Supply and Demand





The interactive transcript could not be loaded.



Rating is available when the video has been rented.
This feature is not available right now. Please try again later.
Published on Jul 15, 2012


If you've only heard of one economics concept, it's probably supply and demand. Eventually we'll want to derive this concept from basic assumptions about utility and cost functions, but for now I'll just go through the 2-minute version.

Let's start with supply. A supply curve is a relationship between the price of a certain good, and the amount of that good producers make. Let's say they're producing umbrellas. Supply curves typically slope upwards, since a higher price means producers can earn more from each item they sell, so it's worth it for them to produce more of that item.

Now, on to demand. A demand curve is a relationship between the price of a certain good, and the amount of that good buyers want to buy. Although there are exceptions, most demand curves slope downwards. Intuitively, you'll buy more of something if it's cheaper.

If we graph our supply curve and our demand curve together, we get this cool little X. The price at which supply and demand cross is the market-clearing price.

If the price is at the market-clearing level, producers produce exactly as many umbrellas as as buyers want to buy, so every umbrella is sold, and everyone who wants to buy an umbrella can do so.

What if the price of umbrellas is higher than the market-clearing price? Then producers make more umbrellas than buyers are willing to buy at that price, and we have a surplus. Similarly, if the price of umbrellas is set below the market-clearing price, buyers want to buy lots of umbrellas, but producers aren't so eager to produce that many, so there is a shortage of umbrellas.

It's important to realize that the words "surplus" and "shortage" always refer to price-phenomena. 1000 umbrellas could constitute a surplus if the price of an umbrella is $100, or it could constitute a shortage if the price of an umbrella is $1.

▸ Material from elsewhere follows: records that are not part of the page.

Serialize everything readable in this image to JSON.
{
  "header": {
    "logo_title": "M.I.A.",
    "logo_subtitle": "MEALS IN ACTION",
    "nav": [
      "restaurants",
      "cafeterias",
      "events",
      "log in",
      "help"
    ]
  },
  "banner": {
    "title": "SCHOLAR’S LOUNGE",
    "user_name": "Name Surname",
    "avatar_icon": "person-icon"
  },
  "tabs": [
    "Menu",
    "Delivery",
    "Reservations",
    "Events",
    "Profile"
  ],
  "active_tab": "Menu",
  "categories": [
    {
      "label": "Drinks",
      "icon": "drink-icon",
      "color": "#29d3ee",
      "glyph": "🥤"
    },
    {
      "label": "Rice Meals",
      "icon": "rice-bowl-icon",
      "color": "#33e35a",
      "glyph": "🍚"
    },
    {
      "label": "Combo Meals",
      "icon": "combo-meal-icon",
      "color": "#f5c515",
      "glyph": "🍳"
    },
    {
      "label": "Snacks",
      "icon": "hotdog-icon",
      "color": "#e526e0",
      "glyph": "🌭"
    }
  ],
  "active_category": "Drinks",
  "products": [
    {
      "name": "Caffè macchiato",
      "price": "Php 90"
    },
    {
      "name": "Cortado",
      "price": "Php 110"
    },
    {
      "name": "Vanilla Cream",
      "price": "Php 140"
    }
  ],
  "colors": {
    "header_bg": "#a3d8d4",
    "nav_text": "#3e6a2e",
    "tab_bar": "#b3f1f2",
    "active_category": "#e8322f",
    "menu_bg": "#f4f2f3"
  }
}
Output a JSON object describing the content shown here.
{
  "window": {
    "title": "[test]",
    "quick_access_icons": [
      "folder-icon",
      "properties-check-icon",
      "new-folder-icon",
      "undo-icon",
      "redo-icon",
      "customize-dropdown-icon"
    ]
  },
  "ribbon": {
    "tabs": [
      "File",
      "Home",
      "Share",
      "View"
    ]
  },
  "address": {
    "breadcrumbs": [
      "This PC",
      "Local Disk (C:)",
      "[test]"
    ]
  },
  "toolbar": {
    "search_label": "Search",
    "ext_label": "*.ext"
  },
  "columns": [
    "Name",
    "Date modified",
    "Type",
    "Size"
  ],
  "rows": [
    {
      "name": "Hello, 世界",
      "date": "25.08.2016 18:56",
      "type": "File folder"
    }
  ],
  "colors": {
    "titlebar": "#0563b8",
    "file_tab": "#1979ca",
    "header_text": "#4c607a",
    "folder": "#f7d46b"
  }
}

Where would we expect to see prices in our supply and demand model? The answer depends on many things. It depends on whether there is one producer or many, on whether there is one buyer or many, on what the laws are, and on how quickly the market can react to a sudden rain storm.

  • Category

  • License

    • Standard YouTube License


When autoplay is enabled, a suggested video will automatically play next.

Up next

to add this to Watch Later

Add to

Loading playlists...